(Your goal) Using the listing, copy each whole line that features "sheet".
=== Dataset excerpts ===
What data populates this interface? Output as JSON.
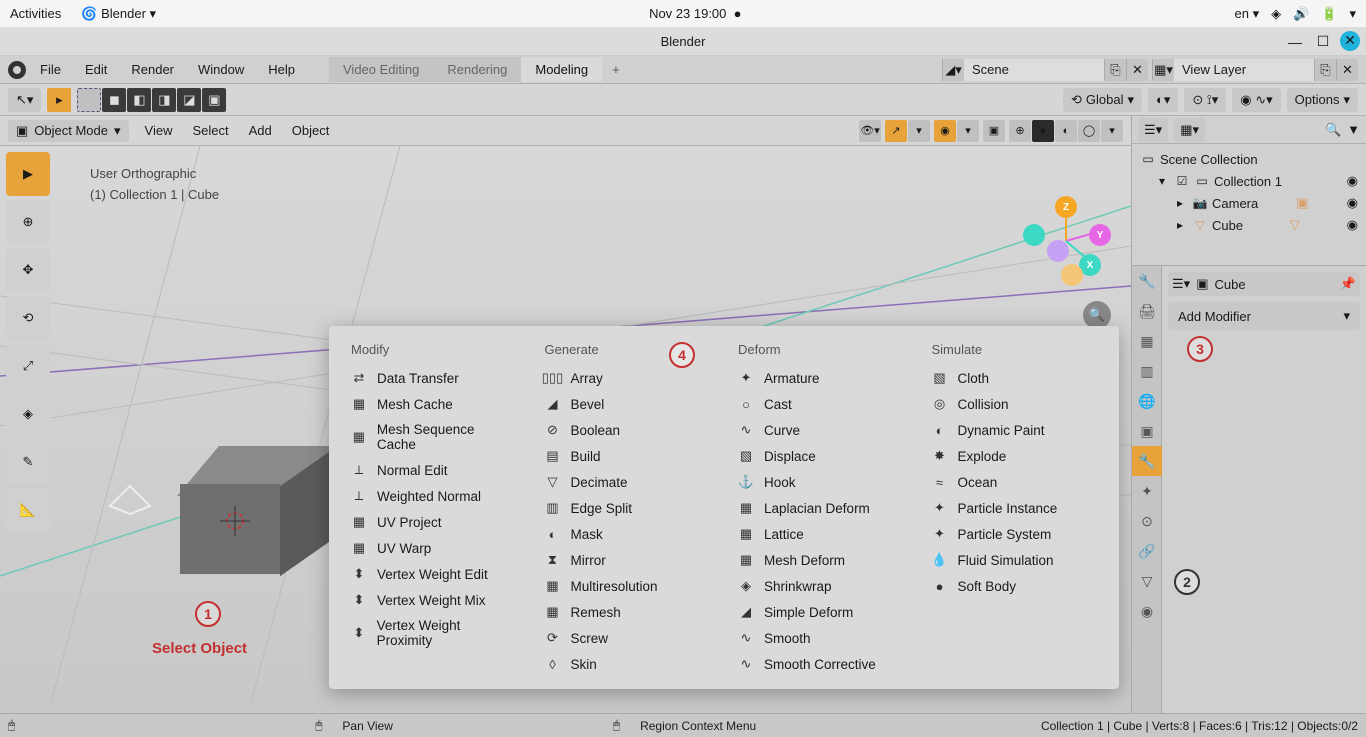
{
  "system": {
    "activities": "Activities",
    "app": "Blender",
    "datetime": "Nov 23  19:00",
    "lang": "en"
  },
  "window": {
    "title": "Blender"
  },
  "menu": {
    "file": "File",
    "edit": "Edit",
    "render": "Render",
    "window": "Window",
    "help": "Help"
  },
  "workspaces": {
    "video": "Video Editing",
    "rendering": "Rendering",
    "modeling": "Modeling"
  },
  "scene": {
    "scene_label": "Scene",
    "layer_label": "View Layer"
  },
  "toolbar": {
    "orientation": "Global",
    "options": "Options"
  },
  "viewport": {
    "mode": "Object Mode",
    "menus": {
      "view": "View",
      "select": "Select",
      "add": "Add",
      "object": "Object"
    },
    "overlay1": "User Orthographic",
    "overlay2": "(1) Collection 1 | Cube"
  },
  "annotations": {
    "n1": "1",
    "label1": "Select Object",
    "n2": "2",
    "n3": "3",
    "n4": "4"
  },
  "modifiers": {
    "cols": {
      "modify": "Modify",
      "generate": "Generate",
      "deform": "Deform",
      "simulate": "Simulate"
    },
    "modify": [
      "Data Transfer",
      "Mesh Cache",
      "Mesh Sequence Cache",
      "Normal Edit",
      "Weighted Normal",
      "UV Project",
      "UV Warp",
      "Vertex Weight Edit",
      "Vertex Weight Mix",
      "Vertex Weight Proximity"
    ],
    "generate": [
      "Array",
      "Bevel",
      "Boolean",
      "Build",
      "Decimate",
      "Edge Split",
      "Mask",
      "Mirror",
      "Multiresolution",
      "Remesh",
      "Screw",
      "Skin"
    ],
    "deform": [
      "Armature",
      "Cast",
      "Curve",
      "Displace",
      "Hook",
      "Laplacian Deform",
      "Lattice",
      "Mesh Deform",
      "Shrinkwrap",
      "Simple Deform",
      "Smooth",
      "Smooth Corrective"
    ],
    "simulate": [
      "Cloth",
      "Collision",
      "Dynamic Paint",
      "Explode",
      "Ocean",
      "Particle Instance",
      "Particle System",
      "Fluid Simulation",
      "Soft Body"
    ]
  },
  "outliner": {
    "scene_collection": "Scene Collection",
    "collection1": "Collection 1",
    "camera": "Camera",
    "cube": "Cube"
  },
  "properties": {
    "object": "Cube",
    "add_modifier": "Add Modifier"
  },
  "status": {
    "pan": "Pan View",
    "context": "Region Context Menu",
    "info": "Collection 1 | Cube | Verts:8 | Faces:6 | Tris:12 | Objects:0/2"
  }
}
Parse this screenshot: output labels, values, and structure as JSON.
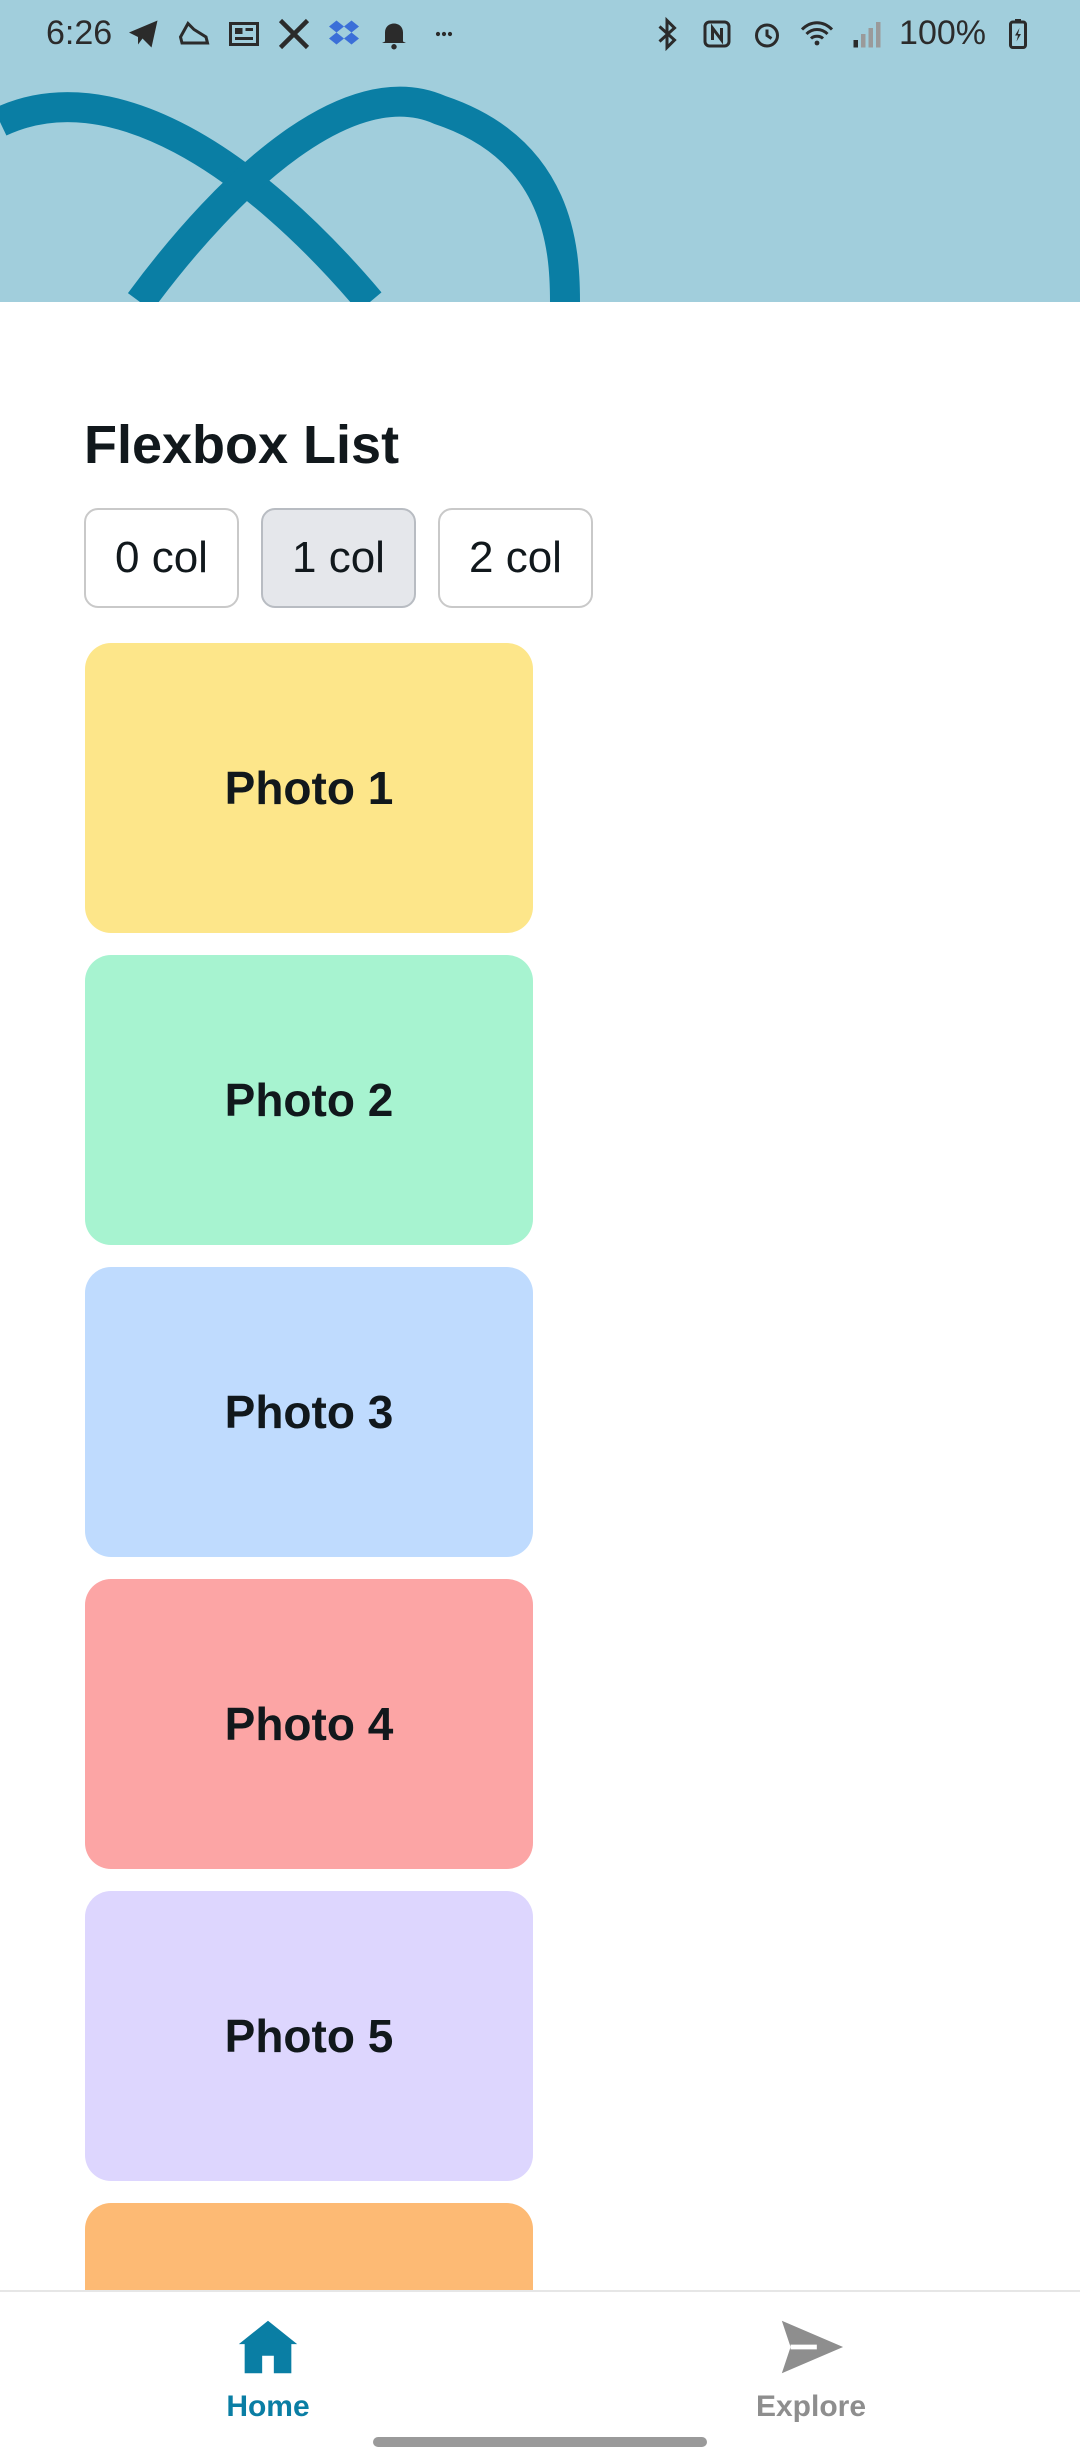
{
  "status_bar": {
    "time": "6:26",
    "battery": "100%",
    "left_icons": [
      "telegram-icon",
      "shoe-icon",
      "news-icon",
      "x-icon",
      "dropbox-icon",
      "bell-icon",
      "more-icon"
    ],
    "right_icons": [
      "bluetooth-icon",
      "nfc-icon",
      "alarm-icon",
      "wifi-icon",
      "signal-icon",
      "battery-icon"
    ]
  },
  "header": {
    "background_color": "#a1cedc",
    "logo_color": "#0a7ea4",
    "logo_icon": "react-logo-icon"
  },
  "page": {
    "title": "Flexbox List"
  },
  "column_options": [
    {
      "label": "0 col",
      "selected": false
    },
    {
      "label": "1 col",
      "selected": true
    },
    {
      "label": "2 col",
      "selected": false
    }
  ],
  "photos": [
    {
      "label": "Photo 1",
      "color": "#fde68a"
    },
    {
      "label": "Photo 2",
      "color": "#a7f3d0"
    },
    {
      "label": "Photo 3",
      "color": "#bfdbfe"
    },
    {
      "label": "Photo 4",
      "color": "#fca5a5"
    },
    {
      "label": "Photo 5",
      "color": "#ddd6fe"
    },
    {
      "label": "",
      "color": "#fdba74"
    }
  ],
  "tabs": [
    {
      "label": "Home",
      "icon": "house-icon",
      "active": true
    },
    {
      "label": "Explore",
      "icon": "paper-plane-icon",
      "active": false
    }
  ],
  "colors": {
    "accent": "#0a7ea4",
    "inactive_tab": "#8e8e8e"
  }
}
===
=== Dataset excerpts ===
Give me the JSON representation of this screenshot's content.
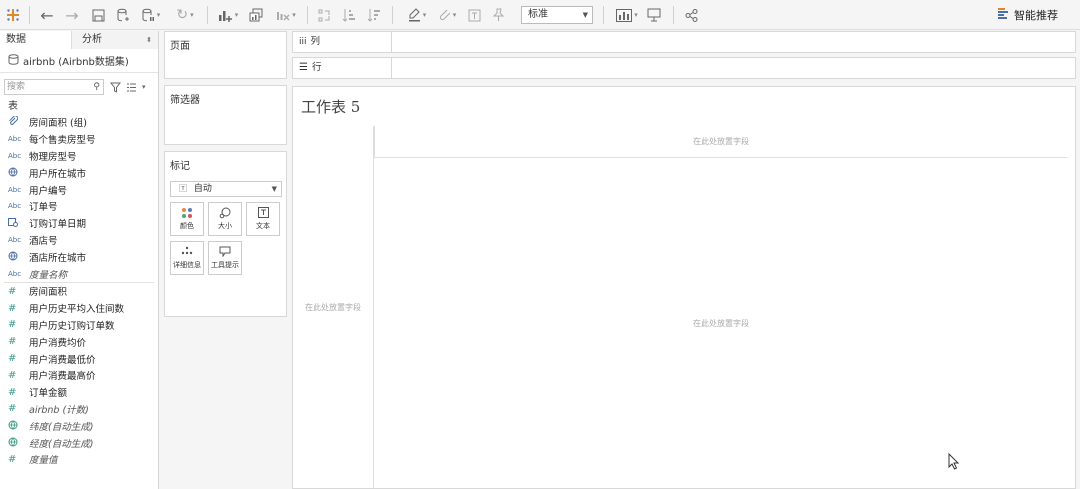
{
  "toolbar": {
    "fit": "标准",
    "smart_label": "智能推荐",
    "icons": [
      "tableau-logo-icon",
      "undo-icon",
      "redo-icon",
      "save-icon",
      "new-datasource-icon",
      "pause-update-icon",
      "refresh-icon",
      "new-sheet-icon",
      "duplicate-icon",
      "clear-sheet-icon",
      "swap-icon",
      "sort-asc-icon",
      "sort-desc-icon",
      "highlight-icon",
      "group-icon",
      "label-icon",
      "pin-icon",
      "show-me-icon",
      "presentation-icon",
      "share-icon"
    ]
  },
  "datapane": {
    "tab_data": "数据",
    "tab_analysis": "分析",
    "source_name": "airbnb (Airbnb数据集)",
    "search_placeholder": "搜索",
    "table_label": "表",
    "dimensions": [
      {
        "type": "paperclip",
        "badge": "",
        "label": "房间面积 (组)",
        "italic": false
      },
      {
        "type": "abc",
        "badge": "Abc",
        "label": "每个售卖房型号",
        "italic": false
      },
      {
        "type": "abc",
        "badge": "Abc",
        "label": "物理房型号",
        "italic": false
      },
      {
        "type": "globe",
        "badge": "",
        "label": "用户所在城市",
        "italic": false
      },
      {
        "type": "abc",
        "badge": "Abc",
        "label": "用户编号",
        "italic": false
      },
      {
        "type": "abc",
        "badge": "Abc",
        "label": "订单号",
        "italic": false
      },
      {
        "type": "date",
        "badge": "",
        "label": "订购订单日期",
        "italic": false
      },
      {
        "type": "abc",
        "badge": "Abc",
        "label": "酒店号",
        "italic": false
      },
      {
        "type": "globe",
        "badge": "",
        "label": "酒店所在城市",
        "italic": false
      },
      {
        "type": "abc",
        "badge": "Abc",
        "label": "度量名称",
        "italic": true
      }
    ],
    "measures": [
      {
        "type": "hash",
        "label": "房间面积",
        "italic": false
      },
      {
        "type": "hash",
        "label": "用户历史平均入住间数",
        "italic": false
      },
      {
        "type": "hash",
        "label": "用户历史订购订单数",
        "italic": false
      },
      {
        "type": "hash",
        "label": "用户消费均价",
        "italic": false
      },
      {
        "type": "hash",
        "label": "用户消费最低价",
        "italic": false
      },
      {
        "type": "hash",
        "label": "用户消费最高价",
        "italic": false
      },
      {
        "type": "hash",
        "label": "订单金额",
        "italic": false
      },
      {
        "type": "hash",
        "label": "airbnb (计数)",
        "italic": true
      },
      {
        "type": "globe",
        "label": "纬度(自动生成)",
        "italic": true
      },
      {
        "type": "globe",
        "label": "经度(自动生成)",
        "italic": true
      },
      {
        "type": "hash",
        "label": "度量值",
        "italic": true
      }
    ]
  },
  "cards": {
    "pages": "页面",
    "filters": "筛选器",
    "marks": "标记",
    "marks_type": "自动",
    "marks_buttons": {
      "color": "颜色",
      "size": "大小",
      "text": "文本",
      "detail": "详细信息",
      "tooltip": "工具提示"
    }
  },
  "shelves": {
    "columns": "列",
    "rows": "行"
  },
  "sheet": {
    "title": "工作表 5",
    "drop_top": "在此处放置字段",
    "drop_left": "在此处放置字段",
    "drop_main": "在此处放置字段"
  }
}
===
(Output)
      "new-sheet-icon",
      "clear-sheet-icon",
  "sheet": {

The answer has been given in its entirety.